Buried director, Rodrigo Cortes, teams up with Cillian Murphy, Sigourney Weaver and Robert De Niro, for his latest feature, supernatural thriller, Red Lights. Although it is not be about a certain late night district in Amsterdam, it proves to be a fast paced and thoroughly enjoyable genre picture.
Red Lights follows psychologist, Margaret Matheson (Weaver) and her assistant, Tom Buckley (Murphy), as they attempt explain supposed supernatural phenomena. They set their sights on renowned psychic, Simon Silver (De Niro), who proves to be a bigger challenge than the pair bargained for.
Cortes combines elements of supernatural horror with investigative thriller to create a refreshing antidote to the tedious stream of remakes and vampire horror that has choked the genre in recent years. In a highly original move, the director tackles the world of celebrity mediums and investigates the lengths some sceptics are pushed to in the search for the truth. For the most part the fusion of horror and thriller works well, with Cortes’ executing perfect moments of heightened tension throughout, of which one of the highlights include Tom Buckley being terrorized in a sinister midnight visit from Simon Silver. However, like all good horror films, Red Lights does have its’ share of obscure, unintentionally hilarious moments including one sequence where an old man growls at Cillian Murphy – intended to scare, most likely, but it comes across as rather suggestive and a little sleazy.
It is a sheer joy to see Robert De Niro return to the horror genre, where he brings his trademark intensity to the highly illusive Simon Silver. Red Lights does provoke some questions and as a viewer you are likely to find yourself questioning Silvers’ abilities, trying to unwrap this enigma. De Niro’s costar, Sigourney Weaver, makes a strong impression as the icey Margaret, the skeptic questioning her supposedly solid beliefs. Unfortunately, Weaver does not receive the screen time the character deserves, due to some questionable plot decisions. Fortunately, a solid performance from Cillian Murphy, continues to keep proceedings stable, even when his character is having his face shoved down a toilet by a scary looking bearded man. Joely Richardson is also on hand for an unexpected, yet very welcome supporting turn.

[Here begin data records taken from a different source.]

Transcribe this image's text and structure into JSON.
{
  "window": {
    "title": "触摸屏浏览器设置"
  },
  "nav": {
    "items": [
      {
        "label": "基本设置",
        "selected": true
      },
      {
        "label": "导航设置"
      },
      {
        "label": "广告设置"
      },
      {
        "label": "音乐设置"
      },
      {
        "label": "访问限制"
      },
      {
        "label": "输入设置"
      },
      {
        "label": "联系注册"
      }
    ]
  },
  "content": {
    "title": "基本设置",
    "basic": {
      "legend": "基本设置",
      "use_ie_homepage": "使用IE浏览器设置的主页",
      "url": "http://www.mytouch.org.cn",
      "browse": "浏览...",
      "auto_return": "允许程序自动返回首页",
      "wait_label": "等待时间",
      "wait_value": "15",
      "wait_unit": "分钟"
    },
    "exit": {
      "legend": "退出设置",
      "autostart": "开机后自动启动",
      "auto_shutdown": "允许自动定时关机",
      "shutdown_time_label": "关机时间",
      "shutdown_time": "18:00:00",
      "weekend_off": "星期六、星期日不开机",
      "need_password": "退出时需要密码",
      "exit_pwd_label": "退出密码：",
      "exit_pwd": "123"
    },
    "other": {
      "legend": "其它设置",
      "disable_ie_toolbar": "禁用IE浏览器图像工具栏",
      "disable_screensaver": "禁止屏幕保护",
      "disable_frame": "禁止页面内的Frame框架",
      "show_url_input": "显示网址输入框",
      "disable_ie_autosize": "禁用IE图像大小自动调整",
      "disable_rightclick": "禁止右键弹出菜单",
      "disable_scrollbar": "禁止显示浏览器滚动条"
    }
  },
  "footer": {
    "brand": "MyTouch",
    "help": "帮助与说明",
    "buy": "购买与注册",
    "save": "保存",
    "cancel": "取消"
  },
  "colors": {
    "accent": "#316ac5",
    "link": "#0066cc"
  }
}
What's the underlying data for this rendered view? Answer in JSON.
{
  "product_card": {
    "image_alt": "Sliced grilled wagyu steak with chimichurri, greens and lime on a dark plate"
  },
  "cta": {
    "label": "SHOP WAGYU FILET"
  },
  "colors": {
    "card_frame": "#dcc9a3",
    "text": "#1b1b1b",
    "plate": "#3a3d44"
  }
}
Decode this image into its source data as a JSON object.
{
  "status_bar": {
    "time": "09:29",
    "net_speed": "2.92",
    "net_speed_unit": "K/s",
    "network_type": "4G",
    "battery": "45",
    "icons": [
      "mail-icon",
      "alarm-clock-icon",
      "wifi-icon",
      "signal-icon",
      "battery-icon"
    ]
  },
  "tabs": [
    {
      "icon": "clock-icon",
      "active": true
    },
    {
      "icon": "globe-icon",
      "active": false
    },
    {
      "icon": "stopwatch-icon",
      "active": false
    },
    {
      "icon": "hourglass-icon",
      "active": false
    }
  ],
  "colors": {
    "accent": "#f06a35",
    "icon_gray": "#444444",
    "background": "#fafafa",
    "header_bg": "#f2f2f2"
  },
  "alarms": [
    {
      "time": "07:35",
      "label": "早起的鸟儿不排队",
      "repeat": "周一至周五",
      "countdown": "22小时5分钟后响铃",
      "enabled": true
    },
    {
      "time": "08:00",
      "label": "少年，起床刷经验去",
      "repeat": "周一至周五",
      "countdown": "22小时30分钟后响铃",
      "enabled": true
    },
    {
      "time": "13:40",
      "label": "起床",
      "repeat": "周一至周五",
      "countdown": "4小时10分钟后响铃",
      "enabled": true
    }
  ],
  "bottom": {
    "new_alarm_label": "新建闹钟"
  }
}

As Red Lights reaches its conclusion, the focus of the film feels somewhat lost, leaving us with a manic conclusion featuring a rather unsatisfying twist. Whilst this ending may be visually spectacular, it is feels as if Cortes’ has gone off track, diminishing the tension and mystery that was so carefully built up prior to this.
Rodrigo Cortes has presented us with a thoroughly enjoyable supernatural thriller – delivering moments of precise tension, unexpected chills and captivating performances, most notably De Niro’s enigmatic turn as Silver. Despite its’ unexpected, slightly manic conclusion, Red Lights is gratifying enough to recommend or watch again.